But according to former Democratic FCC Commissioner Michael Copps, one of the deal's opponents, divestitures and conditions would not be enough to ensure the deal serves the public interest. "We're talking about something that goes to the fundamentals of democracy and free speech. And there's no compromising on that when you get a deal that stinks as bad as this deal does," Copps said during the conference call.

Beyond the overall reach of the combined company, a major concern for Copps is Sinclair's approach to news coverage. He and others have noted the short commentary programs the company produces in its headquarters and requires its myriad stations to run.

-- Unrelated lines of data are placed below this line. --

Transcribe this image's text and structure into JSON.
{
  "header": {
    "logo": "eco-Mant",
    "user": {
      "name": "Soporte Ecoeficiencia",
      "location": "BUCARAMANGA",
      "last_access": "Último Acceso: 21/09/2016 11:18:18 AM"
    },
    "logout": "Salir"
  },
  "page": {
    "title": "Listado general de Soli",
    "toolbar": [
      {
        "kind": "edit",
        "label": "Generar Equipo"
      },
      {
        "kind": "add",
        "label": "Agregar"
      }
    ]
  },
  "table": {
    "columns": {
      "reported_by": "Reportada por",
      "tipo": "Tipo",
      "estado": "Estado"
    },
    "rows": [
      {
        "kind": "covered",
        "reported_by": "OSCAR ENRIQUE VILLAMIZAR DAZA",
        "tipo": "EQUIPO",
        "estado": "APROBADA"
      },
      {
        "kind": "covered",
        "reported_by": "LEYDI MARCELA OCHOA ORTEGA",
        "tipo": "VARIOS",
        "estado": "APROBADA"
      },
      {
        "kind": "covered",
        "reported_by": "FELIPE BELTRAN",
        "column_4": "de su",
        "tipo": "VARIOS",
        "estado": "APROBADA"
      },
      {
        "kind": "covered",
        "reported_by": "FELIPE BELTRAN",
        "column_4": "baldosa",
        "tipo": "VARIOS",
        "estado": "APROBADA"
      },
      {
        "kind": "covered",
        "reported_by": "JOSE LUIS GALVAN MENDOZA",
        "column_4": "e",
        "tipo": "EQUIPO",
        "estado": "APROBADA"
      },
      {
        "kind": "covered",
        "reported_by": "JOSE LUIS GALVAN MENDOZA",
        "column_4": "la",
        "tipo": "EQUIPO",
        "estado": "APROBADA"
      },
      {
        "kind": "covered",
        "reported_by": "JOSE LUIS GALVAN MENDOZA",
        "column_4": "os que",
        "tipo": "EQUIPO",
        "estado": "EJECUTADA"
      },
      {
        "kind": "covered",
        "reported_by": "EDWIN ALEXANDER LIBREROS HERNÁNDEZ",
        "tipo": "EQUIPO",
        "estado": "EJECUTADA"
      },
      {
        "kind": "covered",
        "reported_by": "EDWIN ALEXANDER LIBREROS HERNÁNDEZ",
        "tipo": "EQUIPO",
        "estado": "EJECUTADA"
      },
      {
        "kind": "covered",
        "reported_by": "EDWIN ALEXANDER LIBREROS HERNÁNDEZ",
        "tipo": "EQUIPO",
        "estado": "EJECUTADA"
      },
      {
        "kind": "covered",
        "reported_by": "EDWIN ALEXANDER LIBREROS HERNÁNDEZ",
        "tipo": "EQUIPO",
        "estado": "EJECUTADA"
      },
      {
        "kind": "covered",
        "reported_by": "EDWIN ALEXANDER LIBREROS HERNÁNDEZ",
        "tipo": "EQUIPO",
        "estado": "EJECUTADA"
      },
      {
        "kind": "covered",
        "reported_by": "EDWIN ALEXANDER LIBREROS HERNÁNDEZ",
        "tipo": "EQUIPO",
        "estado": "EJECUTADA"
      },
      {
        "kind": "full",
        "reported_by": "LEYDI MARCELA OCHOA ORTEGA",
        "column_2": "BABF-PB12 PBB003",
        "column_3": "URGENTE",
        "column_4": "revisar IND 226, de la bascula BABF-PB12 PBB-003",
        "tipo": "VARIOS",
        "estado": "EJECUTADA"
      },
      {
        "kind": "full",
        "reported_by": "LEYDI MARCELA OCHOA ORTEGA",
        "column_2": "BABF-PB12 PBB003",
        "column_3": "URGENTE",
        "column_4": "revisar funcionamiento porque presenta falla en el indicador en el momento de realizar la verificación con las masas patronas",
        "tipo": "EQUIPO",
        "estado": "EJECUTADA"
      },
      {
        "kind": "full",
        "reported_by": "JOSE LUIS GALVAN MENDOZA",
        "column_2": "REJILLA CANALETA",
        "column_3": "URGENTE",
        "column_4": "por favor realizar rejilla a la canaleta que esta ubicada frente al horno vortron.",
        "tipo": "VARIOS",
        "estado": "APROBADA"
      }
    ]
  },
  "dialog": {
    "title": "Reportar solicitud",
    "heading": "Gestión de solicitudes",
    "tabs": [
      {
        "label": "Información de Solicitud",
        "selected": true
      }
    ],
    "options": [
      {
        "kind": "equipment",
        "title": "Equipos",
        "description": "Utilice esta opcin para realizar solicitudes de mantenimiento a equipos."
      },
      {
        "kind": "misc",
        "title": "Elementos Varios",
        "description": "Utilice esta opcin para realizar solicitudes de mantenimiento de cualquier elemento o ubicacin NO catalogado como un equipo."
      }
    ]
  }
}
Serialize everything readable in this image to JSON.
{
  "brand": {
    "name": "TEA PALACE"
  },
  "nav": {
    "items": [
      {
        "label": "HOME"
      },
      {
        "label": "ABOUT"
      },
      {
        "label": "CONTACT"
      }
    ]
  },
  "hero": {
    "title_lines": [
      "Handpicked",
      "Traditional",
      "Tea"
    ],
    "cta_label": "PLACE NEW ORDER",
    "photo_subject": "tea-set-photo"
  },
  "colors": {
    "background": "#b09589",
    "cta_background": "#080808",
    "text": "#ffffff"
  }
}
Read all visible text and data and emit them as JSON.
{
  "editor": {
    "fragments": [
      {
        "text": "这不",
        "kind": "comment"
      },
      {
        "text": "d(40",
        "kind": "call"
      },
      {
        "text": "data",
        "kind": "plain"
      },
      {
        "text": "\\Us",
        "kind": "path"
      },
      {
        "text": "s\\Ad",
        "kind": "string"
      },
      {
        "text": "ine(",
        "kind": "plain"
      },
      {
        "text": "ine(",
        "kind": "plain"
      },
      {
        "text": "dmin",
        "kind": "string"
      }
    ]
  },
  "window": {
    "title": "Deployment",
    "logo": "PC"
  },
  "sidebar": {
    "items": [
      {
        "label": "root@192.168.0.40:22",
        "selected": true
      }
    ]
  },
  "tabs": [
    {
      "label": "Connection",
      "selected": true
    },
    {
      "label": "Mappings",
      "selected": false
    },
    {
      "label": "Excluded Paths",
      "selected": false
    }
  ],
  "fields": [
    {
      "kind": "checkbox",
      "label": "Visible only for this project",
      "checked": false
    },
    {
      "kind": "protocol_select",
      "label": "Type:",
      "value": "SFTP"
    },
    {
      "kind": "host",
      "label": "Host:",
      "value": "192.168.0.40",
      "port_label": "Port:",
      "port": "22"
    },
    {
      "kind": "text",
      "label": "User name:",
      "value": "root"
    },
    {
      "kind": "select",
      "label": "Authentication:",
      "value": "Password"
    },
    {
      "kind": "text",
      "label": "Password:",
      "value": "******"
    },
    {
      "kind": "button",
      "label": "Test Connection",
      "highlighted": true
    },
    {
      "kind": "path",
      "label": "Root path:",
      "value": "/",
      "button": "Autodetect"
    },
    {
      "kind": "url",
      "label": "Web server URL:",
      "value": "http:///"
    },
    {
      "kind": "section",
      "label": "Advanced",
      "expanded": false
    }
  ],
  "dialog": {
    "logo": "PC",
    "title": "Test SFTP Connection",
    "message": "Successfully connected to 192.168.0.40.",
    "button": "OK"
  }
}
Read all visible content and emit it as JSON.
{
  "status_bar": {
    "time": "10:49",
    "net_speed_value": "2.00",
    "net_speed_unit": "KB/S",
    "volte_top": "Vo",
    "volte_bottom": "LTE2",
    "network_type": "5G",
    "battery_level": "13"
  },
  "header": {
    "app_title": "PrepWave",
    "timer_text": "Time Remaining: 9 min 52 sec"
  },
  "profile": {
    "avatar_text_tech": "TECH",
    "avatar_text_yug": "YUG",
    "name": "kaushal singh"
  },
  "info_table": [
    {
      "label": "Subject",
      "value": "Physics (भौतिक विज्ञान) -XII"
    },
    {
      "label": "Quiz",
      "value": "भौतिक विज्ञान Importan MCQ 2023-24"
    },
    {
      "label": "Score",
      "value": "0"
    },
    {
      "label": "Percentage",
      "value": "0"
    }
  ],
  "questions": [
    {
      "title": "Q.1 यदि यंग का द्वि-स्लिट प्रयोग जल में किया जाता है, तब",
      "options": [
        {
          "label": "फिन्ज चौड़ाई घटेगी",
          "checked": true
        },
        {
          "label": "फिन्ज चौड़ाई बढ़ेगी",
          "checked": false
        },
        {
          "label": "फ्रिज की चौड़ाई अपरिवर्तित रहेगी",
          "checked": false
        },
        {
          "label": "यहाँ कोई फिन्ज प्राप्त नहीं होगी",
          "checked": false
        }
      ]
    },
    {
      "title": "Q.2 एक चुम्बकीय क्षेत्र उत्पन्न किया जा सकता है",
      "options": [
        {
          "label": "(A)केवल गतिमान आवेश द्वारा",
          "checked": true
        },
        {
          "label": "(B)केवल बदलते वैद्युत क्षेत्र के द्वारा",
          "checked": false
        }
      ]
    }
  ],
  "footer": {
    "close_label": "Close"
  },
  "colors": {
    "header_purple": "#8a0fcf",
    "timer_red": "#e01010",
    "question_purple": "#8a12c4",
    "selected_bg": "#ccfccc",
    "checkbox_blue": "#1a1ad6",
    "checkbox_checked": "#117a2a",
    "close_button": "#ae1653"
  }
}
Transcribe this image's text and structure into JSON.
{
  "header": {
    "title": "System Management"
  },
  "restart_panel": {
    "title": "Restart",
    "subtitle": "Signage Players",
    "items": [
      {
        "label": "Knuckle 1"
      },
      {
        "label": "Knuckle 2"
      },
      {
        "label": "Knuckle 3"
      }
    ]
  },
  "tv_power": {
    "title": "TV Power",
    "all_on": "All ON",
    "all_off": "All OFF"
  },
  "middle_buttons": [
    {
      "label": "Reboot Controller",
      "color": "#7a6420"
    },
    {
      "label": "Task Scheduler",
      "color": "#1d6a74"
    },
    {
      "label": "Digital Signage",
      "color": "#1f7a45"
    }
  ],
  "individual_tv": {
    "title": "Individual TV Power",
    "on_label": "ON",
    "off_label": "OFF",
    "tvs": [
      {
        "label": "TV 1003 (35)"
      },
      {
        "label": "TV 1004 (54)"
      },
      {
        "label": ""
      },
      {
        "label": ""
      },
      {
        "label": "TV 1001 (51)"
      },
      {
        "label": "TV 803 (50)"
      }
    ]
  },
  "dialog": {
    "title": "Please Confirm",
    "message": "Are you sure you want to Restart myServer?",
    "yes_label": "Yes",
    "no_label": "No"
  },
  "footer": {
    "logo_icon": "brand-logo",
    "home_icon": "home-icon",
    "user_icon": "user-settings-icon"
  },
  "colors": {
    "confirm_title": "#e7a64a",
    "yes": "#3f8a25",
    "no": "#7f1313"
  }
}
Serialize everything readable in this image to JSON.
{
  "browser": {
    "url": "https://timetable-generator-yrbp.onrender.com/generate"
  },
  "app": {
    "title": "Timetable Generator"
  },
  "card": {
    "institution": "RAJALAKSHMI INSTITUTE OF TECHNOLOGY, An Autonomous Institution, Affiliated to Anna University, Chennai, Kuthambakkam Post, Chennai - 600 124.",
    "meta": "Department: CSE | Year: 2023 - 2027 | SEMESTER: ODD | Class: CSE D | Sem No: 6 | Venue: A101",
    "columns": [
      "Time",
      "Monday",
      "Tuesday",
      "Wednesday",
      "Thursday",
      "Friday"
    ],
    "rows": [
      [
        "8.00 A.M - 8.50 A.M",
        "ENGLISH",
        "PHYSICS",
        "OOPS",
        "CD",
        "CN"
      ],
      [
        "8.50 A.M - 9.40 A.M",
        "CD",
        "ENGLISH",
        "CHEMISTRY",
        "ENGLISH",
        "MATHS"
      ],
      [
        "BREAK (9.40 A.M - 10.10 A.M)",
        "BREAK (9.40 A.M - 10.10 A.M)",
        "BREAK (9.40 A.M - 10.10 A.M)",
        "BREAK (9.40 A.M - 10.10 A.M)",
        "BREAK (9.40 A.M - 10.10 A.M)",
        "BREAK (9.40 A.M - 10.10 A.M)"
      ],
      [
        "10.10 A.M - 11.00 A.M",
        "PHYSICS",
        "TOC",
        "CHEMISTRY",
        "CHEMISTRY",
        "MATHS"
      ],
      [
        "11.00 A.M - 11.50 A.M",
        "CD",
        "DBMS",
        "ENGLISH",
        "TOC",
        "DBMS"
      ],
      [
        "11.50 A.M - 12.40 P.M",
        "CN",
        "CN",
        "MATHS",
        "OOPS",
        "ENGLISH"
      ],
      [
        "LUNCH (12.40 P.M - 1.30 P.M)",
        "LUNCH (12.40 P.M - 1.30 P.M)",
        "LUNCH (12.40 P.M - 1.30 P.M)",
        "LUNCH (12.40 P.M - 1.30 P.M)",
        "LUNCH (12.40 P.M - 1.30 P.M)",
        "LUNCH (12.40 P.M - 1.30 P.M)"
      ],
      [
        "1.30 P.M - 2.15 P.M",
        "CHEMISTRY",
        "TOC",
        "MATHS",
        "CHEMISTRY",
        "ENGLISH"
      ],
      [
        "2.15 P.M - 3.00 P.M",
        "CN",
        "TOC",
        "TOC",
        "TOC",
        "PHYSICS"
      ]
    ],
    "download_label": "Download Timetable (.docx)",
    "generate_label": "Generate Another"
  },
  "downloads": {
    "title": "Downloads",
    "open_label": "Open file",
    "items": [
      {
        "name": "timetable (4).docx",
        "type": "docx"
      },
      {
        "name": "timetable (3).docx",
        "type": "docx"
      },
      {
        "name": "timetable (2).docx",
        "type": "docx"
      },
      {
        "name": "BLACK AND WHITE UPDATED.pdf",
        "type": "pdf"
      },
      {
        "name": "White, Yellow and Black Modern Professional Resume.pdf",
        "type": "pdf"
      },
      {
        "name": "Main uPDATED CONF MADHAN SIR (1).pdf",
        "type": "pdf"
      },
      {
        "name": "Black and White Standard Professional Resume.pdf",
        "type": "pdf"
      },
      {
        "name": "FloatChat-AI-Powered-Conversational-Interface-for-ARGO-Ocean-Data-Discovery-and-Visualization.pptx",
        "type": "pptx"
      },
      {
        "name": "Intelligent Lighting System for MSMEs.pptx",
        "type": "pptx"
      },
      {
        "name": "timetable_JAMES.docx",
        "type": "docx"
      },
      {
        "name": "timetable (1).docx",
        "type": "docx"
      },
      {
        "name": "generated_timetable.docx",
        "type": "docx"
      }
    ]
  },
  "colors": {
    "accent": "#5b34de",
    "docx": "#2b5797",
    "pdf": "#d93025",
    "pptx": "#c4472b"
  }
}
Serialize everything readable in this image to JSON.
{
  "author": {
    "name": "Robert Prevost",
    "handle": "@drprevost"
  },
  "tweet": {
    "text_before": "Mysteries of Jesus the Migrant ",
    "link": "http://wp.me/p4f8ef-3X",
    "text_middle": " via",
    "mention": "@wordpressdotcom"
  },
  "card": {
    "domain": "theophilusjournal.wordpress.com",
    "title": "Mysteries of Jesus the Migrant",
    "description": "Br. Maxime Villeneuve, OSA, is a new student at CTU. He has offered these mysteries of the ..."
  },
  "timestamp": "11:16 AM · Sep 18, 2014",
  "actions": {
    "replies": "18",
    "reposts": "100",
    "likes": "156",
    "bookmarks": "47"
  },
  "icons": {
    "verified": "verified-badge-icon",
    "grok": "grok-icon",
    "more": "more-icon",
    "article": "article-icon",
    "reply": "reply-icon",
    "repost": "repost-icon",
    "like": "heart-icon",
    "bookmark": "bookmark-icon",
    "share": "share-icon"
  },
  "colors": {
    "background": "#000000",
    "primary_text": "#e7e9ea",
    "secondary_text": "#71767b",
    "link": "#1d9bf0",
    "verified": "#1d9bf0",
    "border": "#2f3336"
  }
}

Recent episode titles from one such program, "Behind the Headlines with Mark Hyman," include "Fake News," "Anonymous Sources," "Clinton Threat" and "Dishonest New York Times." Another commentary program from Sinclair, "Bottom Line with Boris," is hosted by former Trump White House official Boris Epshteyn.

Some industry observers, however, have noted that Sinclair's local news segments represent only a small fraction of the overall programming carried on its stations. The bulk of programming is comprised of network shows and syndicated content. Moreover, there is no mechanism for the FCC to consider content balance issues as part of its review of the deal.

Charles Herring, president of One America News Network (US), a conservative-leaning news network owner, sounded another area of concern. He noted that as Sinclair gets bigger, it can demand higher retransmission consent fees for its broadcast stations, as well as higher affiliate fees for its recently acquired cable network, Tennis Channel. "This raises prices for consumers and more importantly, it consumes programming budgets," Herring said during the Aug. 7 conference call, noting that if pay TV providers are paying higher rates to Sinclair, it leaves them with less money to pay to smaller independent network owners.

"With the market strength Sinclair will have post-merger, it could take any channel it wants, regardless of the merit of that channel with the consumer or the cable company, and basically force it on the cable company and thus on consumers," Herring said.

In a petition to deny filed with the FCC on Aug. 7, DISH Network Corp. echoed a concern over higher retrans fees. Citing a study from Janusz Ordover — an emeritus professor of economics at New York University and a former deputy assistant attorney general for economics at the Antitrust Division at the Department of Justice under President George H.W. Bush — DISH said there is a direct correlation between retrans fees and the overall size of the broadcast group as well as to the number of markets where the group controls more than one station. In other words, the study, which was commissioned by DISH, found that as a broadcast group gets bigger, its retrans fees get higher.

"MVPDs like DISH could successfully hold off above-normal price increases if threatened with a blackout by Sinclair or Tribune alone, but could not do so if threatened with a blackout of all New Sinclair stations at the same time," the company explained.